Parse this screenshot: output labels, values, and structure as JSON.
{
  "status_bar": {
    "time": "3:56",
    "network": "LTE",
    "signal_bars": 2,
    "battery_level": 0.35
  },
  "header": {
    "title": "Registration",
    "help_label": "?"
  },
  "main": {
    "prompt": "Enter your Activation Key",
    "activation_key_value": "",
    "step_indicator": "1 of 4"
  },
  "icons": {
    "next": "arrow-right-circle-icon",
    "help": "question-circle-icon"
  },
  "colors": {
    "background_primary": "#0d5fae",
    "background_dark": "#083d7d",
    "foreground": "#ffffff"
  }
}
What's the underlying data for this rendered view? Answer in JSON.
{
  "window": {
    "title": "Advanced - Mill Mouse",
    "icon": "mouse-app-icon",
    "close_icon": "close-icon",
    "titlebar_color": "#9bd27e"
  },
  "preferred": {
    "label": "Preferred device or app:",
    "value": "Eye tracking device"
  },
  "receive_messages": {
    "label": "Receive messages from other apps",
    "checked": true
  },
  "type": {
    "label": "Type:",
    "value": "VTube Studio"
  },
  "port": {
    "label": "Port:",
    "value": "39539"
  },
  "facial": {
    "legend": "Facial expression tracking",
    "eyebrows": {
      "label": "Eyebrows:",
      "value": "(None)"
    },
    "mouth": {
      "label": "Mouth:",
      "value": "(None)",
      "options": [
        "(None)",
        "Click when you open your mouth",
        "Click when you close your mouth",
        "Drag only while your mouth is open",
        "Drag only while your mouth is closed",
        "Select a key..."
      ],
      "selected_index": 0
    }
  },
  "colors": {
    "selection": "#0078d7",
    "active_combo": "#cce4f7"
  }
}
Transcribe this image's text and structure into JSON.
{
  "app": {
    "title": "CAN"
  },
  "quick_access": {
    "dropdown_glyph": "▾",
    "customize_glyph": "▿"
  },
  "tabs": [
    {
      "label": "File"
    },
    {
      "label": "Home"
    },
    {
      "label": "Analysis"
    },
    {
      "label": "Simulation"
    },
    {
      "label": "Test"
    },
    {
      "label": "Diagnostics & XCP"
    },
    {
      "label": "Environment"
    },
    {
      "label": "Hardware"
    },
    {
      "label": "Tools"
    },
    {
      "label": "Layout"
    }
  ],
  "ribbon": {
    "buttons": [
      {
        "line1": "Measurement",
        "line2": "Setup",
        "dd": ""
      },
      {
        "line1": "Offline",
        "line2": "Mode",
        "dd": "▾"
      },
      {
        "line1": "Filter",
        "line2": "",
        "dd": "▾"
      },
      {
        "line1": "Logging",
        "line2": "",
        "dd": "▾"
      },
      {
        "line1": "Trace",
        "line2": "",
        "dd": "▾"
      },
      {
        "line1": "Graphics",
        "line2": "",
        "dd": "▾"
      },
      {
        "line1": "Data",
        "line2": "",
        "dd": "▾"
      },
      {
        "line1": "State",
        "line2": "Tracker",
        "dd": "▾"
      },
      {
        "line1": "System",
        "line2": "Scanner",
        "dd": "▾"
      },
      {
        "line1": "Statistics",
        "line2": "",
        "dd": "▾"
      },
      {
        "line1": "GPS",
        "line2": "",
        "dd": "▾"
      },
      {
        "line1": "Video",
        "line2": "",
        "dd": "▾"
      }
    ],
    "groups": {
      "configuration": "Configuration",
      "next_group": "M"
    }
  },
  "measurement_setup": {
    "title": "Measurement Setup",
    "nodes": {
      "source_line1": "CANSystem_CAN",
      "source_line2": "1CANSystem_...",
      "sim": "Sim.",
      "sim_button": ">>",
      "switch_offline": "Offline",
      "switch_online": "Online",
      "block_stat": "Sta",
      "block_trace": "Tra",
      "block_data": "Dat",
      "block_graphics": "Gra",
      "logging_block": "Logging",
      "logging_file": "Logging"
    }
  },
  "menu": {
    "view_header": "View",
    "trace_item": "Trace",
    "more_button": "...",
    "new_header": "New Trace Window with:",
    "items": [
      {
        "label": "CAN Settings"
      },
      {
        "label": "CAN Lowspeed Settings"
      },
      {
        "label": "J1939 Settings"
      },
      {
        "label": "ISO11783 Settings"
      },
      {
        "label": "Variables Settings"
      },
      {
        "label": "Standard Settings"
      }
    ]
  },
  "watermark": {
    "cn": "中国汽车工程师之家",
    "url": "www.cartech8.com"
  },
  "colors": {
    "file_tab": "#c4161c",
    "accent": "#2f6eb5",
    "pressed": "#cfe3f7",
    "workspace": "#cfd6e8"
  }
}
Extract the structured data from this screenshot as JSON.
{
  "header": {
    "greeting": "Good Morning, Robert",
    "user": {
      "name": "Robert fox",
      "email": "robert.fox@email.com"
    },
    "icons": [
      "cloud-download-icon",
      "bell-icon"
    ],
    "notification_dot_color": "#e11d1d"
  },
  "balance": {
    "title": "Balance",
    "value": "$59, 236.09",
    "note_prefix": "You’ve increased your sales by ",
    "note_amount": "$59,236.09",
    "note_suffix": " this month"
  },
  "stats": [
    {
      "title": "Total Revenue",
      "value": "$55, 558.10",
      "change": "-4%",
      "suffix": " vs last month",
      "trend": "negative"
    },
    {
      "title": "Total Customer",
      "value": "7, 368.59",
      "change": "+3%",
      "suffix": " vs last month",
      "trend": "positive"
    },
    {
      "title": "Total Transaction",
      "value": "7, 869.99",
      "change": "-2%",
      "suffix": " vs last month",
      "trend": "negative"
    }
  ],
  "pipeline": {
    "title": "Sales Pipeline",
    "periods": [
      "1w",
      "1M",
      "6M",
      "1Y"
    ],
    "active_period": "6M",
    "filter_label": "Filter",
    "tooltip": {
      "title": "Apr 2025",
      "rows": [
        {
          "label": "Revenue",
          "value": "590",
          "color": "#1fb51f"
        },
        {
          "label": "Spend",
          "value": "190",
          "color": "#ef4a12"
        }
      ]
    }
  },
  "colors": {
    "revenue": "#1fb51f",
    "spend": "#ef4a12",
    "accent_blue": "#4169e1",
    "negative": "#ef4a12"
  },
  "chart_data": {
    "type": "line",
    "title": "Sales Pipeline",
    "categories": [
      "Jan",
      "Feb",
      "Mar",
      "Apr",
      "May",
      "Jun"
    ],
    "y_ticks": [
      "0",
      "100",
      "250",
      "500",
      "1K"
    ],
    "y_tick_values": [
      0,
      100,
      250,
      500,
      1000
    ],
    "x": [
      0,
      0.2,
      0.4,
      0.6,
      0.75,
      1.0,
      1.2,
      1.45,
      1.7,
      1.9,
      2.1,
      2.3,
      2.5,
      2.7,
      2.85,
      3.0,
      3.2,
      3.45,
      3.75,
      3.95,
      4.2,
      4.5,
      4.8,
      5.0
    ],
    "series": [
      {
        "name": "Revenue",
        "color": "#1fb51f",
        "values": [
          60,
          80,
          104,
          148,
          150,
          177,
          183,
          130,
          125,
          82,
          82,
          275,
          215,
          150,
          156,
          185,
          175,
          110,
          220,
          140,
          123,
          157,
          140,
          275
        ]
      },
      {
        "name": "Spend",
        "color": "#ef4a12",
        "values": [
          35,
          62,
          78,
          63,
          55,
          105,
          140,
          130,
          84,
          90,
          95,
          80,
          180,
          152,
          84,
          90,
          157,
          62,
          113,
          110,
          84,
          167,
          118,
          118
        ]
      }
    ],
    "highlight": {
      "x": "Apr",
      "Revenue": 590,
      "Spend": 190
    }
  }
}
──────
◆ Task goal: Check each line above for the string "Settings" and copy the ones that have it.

◆ Answer:
        "label": "CAN Settings"
        "label": "CAN Lowspeed Settings"
        "label": "J1939 Settings"
        "label": "ISO11783 Settings"
        "label": "Variables Settings"
        "label": "Standard Settings"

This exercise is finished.